I had a great opportunity to interview, Lorelle VanFossen. Lorelle is a keynote, trainer, and writer, consultant on web writing, blogger, author, and teacher, plus offers a variety of training programs that emphasizes on web publishing and the social web. This gives her the opportunity to travel to places like Holland, Texas, and Canada to name a few to help inspire and motivate individuals to “have their say” on the web. As you have noticed, Lorelle is the Jill of all trades.
I asked Lorelle about a mentor when she started WordPress, someone she was able to look to when she was learning WordPress. What I found out was that she didn’t have a mentor per say because the individuals she was working with were learning it at the same time she was by breaking it and putting it back together. She said:
It was kind of like a puzzle with all the different pieces.
During Lorelle’s many trips to WordPress Meetups and WordCamps she has had many individuals inspire her to continue on with WordPress. One of the many individuals that have inspired her was one female that was a prostitute, which was involved in the Literacy Program for Street People, that quit three weeks prior because her voice was finally heard, which ended up changing her life for the better. Lorelle goes on to also mention that WordPress helps connect individuals, from someone that is to shy or very gregarious, and by way of networking together the creativity among those individuals is endless.
When the topic of how Lorelle helped evolve WordPress, she likes to think she not only helped it evolve but also helped inspire more individuals to pitch in and help as well. She was referred to as the “WordPress evangelist” by Matt Mullenweg, which she takes that role very seriously.
One of the features Lorelle likes in WordPress is because of the backspace key feature among the browsers that had WordPress.com add a feature into the main core. In 2005 she used the backspace key to correct a spelling mistake and it went to the previous web page and all the hard work she was working on was lost. This is what inspired her to write “Screams Heard From Online Bloggers.” This got some attention from WordPress.com developers and they introduced soon after that a feature to the main core that would solve the issue, auto-saves in WordPress.”
Lorelle goes on to mention other features she likes:
I like categories, though tags took a long time for me to respect, for a variety of reasons that has nothing to do with their functionality but politics – it’s complicated. But I like categories for grouping related topics together.
I love the easy interface, though I’m not happy with the new WordPress-for-dummies interface they are developing on WordPress.com. While I understand it will be good for those with little or no web experience, the WordPress interface now is simple and easy to use. The problem is not the interface but the names of the parts and pieces. Pages and Posts are one of the problems with naming things in WordPress.
Lorelle may be very enthusiastic about WordPress but at the same time she does not like everything about it. Here are some features Lorelle said she dislikes:
I hate the WordPress Visual Editor and avoid it at all costs. I hate that the development team ignores the Text Editor, putting all their energy in the Visual Editor as if WYSIWYMG is better for the world in general.
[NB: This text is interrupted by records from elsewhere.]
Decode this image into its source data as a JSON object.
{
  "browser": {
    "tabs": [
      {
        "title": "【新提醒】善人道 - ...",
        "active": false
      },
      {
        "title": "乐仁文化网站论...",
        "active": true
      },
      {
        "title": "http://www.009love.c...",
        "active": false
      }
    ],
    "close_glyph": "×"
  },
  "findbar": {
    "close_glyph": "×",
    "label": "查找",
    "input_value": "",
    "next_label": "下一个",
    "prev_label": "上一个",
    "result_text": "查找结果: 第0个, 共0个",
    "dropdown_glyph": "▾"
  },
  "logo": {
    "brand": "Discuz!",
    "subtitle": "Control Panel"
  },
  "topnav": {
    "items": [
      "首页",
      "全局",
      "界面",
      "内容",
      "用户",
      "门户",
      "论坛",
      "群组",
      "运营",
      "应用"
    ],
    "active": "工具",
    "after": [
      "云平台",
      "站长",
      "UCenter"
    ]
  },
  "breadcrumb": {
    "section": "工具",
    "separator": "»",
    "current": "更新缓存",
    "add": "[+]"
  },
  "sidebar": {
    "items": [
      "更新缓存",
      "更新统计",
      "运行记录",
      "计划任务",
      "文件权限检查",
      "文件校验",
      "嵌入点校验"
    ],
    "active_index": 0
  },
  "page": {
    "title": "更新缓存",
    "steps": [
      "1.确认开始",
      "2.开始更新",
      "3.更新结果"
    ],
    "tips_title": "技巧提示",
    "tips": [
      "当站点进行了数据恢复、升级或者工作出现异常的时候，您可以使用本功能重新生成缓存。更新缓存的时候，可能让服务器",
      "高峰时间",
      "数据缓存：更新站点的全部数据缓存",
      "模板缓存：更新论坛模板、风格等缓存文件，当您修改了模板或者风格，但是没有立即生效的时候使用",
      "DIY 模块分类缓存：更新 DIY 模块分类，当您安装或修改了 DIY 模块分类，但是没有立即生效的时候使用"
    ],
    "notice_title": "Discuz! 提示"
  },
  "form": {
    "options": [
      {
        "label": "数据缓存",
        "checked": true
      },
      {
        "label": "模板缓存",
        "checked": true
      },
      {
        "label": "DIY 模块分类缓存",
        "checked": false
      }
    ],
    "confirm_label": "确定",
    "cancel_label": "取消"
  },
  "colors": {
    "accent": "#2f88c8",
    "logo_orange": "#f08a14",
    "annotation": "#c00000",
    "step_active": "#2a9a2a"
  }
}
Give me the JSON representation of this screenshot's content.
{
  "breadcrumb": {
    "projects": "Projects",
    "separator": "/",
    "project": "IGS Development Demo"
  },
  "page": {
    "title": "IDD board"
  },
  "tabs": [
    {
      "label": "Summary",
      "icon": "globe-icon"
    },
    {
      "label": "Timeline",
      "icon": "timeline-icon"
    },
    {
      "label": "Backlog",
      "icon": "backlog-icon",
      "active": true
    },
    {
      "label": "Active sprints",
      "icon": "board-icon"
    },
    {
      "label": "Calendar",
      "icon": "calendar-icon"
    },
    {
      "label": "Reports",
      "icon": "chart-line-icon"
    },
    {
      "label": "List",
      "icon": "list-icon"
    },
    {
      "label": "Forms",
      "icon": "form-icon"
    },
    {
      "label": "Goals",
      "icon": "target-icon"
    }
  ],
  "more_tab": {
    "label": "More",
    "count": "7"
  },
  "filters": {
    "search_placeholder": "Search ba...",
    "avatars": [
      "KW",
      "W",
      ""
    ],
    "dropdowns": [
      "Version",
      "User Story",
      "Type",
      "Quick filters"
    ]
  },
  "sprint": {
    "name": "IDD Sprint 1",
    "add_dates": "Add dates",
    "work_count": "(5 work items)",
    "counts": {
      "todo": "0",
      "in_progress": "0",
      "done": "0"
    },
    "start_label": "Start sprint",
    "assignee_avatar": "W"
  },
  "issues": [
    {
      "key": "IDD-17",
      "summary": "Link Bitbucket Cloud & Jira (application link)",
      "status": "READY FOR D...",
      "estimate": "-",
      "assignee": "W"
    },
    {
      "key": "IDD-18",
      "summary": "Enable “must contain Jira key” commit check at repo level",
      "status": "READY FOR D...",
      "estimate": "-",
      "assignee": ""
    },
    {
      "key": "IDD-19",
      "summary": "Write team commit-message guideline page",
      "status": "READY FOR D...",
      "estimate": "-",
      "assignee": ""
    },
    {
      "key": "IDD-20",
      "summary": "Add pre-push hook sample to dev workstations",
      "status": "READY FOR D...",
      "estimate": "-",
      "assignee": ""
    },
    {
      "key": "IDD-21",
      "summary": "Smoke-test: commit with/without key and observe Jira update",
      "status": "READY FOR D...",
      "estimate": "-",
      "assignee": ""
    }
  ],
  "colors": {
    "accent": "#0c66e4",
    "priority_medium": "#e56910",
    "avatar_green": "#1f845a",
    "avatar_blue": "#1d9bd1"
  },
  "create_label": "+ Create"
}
Come on, give the Text Editor some love.
I’m thrilled with what they did with the JetPack WordPress Plugin, bringing all the functionality of WordPress.com to self-hosted versions of WordPress, but it is still a HUGE Plugin and a bit confusing. It is improving, but overwhelming. I have to explain it, step-by-step, to clients, especially those who think that installing it means installing some huge WordPress Plugin. The user chooses the features to install. If they aren’t installed, it doesn’t bog down your site.
I’m still unhappy with the Media Library, even after the recent updates. It’s too clunky to add images, and very slow. I still wish that the File Gallery WordPress Plugin were incorporated into the core, after some major interface updates to the Plugin to improve usability. The concept is right, though.
Other features she dislikes are the way there is no control over followers, differentiating between subscribers and followers, and the non-adherence to web standards for accessibility.
Lorelle and I got onto the topic of how to learn code fast and the first thing was to find out the definition of what I meant by code. Lorelle says:
One thing Lorelle also mentions is that it may depend on learning style and to have a drive and willingness to learn. There are many avenues that one can learn as Lorelle continued:
There are videos, free online coding classes, college courses, tutorial articles, and the DYI method to learn as you go. How fast you go is up to you and your abilities.
For someone like myself I will take Lorelle’s words of wisdom here as I venture forth within my own career path.
Like everything, there is no get rich trick here. You learn what you need to know to do what you need to do, and if you need to learn more, you learn it. If you want to be a professional in web design, web development, and web publishing, you have to learn more than you may ever need to know in order to do it well, right, and within web standards.
It was a great opportunity to interview an individual that can multi-task and be a jack of all trades at the same time. I have learned a lot and I will continue to learn as I go on, maybe one day you will see associated with WordPress. Never know…huh?